“Stalchild…” In morbid fascination, I caught a glimpse of enormous teeth, blood-stained and jutting. A collection of long and short incisors that did not match the size of its skull. A crudely fashioned grass skirt covered whatever dignity it had once had in life. “I thought you were pulling my leg.”
Yasei swerved around a pothole. “I wish, walking corpses have no business here, even if they did die in battle,” she muttered.
I could not help but feel pity for those undead soldiers. I remembered the war, how the unlucky ones had lain face down in the mud. Had it not been for Carter’s invention, it could be me wandering Hyrule Field as a restless soul.
For a brief moment, the Song of Healing came to mind, but I had no instrument to call my own. Trying to summon something in front of Yasei might not be prudent at this time, and so, I endured the sorry sight with a dull ache in my heart.
More Stalchildren lumbered and surrounded the path, but dare not step foot on it. I was very glad for the wagon, the thought of walking with the undead for company made me feel quite ill. Until sunrise, I recalled with disbelief. Hopefully, we would reach Lake Hylia soon and be rid of our pursuers.
“Do you often travel on the road at night?” I asked. “It seems rather dangerous.
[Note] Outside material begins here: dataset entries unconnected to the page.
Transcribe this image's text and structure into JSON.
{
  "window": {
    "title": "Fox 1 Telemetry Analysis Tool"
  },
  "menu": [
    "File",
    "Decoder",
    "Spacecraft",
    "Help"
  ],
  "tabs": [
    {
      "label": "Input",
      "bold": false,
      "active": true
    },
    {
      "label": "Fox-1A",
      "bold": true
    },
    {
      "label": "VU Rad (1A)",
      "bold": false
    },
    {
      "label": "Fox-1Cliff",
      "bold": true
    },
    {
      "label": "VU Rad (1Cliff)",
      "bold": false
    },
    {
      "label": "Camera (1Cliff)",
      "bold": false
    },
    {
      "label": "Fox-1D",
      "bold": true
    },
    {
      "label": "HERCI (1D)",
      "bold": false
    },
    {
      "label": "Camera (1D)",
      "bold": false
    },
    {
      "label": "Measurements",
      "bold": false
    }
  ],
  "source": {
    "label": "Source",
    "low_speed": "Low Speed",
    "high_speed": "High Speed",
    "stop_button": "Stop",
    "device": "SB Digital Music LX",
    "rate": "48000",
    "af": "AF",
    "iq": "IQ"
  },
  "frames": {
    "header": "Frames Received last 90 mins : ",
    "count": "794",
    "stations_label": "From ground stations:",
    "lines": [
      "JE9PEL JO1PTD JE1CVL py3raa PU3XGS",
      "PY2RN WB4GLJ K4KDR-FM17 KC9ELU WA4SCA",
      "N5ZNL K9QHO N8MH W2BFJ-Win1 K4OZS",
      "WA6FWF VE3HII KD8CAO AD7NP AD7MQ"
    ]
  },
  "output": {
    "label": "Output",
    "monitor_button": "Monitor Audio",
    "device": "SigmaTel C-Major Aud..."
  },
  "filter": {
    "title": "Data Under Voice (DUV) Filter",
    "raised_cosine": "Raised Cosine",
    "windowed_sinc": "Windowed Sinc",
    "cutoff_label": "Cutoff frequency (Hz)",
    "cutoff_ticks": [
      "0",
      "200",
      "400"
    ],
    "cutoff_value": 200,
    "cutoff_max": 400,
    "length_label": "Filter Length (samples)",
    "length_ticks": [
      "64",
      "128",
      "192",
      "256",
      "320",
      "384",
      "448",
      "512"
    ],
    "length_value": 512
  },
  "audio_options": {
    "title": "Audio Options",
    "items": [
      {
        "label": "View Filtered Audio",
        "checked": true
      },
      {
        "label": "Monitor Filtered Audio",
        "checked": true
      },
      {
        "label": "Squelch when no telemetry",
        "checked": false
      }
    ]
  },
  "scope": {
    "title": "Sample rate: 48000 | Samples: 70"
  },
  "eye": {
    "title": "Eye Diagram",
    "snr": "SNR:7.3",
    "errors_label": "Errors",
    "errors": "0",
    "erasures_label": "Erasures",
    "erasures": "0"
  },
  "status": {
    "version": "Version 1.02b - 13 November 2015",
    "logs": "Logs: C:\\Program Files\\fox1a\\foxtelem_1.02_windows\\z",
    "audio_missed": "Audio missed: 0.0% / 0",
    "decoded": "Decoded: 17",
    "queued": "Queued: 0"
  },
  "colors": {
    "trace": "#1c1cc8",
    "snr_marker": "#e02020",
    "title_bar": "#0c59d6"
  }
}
I hate to think you might get hurt.”
Yasei rolled her eyes. “Kilton isn’t just for show, he could tear your head off if I told him to. My bow and arrows aren’t exactly cute and cuddly either. I try to avoid travelling at night, but you get delays. Rock slides, roadblocks, sinkholes, storms and monsters.” She eyed the Stalchildren warily. “Still, could be worse.”
Could be worse? I thought flabbergasted. What could possibly be worse than this?
Even if we had parted company, I should have known better than to tempt the fate of the Goddesses. When a horn sounded to the far right, Yasei’s mouth set in a hard-thin line.
“Take the reins for a minute, would you?” She reached into the back of the wagon and pulled out a large leather pouch. Upon attaching this to her belt, she grasped for the dragon mask worn at our first meeting. “Kilton.”
The husky barked and headed towards the back of the wagon.
“Yasei, what is going on?” I did not like this secret code between dog and master.
“Things are going to get a bit rough.” She patted me playfully on the head. “No matter what, keep the wagon going straight. When you see a bunch of fences that’s the entrance to Lake Hylia. There’ll be a gate, this is the key. Don’t lose it, okay?”
I thrust the key deep within my pocket. “Why? Where are you going?”
She hesitated for a moment. “I… have to take care of something.”
“Take care of what?”
Yasei fixed the dragon mask into place, before replying, “Just some bandits.”
Featured art: Alison Brunyee via Canva.com
Alison Brunyee is an Original Content Editor for Zelda Dungeon. She likes reading manga and collecting Japanese wind chimes. Her favorite Zelda game is Ocarina of Time. For a bit of escapism during this tough time, check out more fan fiction from her alter writing ego – Otwl. Stay safe x